This Novel is now Available on Kindle

In November 1864, Gen. William Tecumseh Sherman left Atlanta, Georgia in flames and embarked on his historic March from Atlanta to the Sea. Along the way, he unintentionally liberated thousands of black people held as slaves in the Georgia cities and towns.


They left the farms and plantations in droves--joining the Union Cause as hired servants, cooks, laundresses, teamsters, and pioneers, determined to make their own way as free citizens of the United States. They became Sherman’s Fifth Corps, and one of them, a young ex-slave named Jennie Lewis, became Sherman's mistress.

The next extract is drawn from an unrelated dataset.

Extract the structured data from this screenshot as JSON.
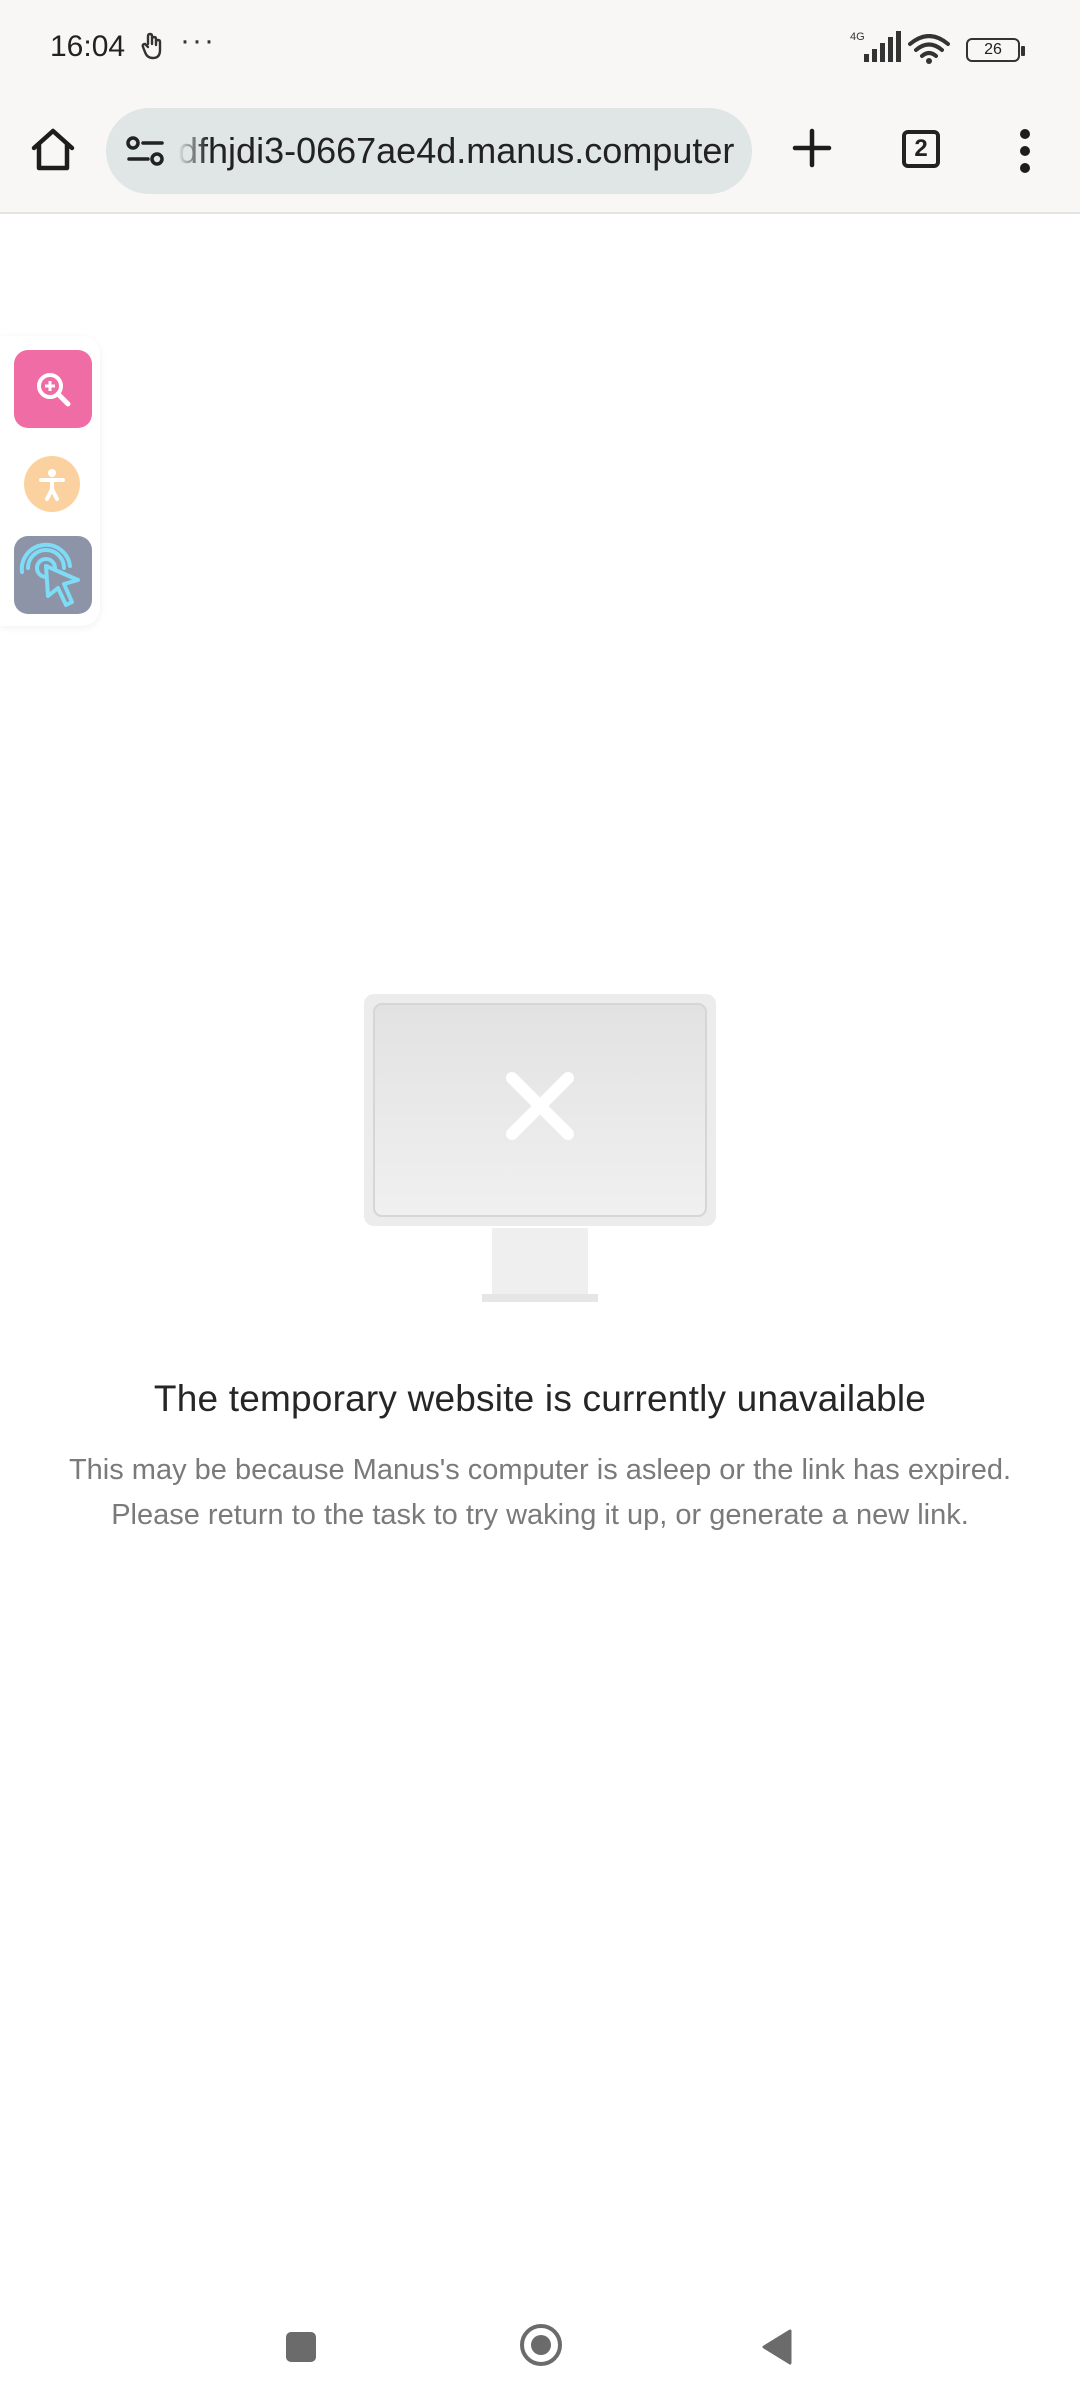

Through actual and fictional letters, diaries, journals, news accounts, official reports and for the first time, the words of the ex-slaves themselves, Sherman's Fifth Corps tells a story of the man and the March that has never before been told. Beginning November 1864 and ending January 1865, each entry presents a daily record of the Great March, told in the words of the people who were there: The battling soldiers and officers, the newly free blacks, the beleaguered white southerners. From their individual reports, Sherman’s Fifth Corps reconstructs and imagines what happened when hardened Union soldiers and liberated blacks marched across Georgia and formed an unplanned, unprecedented alliance to bring about the end of the Civil War, the reconstruction of the Union, the end of slavery, and a new birth of freedom for this country.

Sherman's Fifth Corps, a Civil War Novel, is now available on Kindle. It will no longer be available for free on this blog.

2 comments:

  1. i wish i'd known about this as you were sharing it on your blog. i love reading stories from this era.

    t.t.

    ReplyDelete
  2. TMB: You can still read some of the stories I discovered during my research for the novel by following my weekly tweets: @jabarneswriter. Thanks for your comment.

    ReplyDelete

Weekly Tweets About How Black Soldiers and Civilians Helped Win the Civil War

Follow jabarneswriter on Twitter

Share it

Amazon Contextual Product Ads